### Your assignment
Each line below needs to be duplicated without alteration.

[Dataset records]
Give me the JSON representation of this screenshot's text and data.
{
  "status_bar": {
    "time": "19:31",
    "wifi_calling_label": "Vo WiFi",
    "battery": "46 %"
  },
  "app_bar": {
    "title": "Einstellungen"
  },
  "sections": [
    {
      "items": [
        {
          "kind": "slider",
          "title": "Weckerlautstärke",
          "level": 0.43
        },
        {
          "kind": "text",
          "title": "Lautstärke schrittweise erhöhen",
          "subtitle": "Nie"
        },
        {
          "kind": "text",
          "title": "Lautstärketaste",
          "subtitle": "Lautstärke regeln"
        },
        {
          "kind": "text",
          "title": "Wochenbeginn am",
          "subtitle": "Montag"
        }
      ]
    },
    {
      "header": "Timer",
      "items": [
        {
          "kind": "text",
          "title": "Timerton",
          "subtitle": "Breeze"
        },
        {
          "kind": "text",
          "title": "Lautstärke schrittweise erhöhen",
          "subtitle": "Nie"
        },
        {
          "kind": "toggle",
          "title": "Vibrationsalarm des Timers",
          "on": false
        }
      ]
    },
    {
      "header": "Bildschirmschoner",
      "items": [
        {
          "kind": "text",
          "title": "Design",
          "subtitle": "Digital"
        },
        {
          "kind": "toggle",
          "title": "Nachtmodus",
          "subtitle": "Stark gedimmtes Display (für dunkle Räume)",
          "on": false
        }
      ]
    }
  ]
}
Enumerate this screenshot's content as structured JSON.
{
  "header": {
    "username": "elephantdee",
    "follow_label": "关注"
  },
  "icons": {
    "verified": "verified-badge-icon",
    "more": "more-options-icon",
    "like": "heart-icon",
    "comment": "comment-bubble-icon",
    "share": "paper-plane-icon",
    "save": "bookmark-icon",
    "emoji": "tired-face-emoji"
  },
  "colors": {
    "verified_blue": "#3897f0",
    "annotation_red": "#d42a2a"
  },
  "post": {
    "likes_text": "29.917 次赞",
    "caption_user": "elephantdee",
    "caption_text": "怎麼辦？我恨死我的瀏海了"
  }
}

### Solved problem
Give me the JSON representation of this screenshot's text and data.
{
  "status_bar": {
    "time": "19:31",
    "wifi_calling_label": "Vo WiFi",
    "battery": "46 %"
  },
  "app_bar": {
    "title": "Einstellungen"
  },
  "sections": [
    {
      "items": [
        {
          "kind": "slider",
          "title": "Weckerlautstärke",
          "level": 0.43
        },
        {
          "kind": "text",
          "title": "Lautstärke schrittweise erhöhen",
          "subtitle": "Nie"
        },
        {
          "kind": "text",
          "title": "Lautstärketaste",
          "subtitle": "Lautstärke regeln"
        },
        {
          "kind": "text",
          "title": "Wochenbeginn am",
          "subtitle": "Montag"
        }
      ]
    },
    {
      "header": "Timer",
      "items": [
        {
          "kind": "text",
          "title": "Timerton",
          "subtitle": "Breeze"
        },
        {
          "kind": "text",
          "title": "Lautstärke schrittweise erhöhen",
          "subtitle": "Nie"
        },
        {
          "kind": "toggle",
          "title": "Vibrationsalarm des Timers",
          "on": false
        }
      ]
    },
    {
      "header": "Bildschirmschoner",
      "items": [
        {
          "kind": "text",
          "title": "Design",
          "subtitle": "Digital"
        },
        {
          "kind": "toggle",
          "title": "Nachtmodus",
          "subtitle": "Stark gedimmtes Display (für dunkle Räume)",
          "on": false
        }
      ]
    }
  ]
}
Enumerate this screenshot's content as structured JSON.
{
  "header": {
    "username": "elephantdee",
    "follow_label": "关注"
  },
  "icons": {
    "verified": "verified-badge-icon",
    "more": "more-options-icon",
    "like": "heart-icon",
    "comment": "comment-bubble-icon",
    "share": "paper-plane-icon",
    "save": "bookmark-icon",
    "emoji": "tired-face-emoji"
  },
  "colors": {
    "verified_blue": "#3897f0",
    "annotation_red": "#d42a2a"
  },
  "post": {
    "likes_text": "29.917 次赞",
    "caption_user": "elephantdee",
    "caption_text": "怎麼辦？我恨死我的瀏海了"
  }
}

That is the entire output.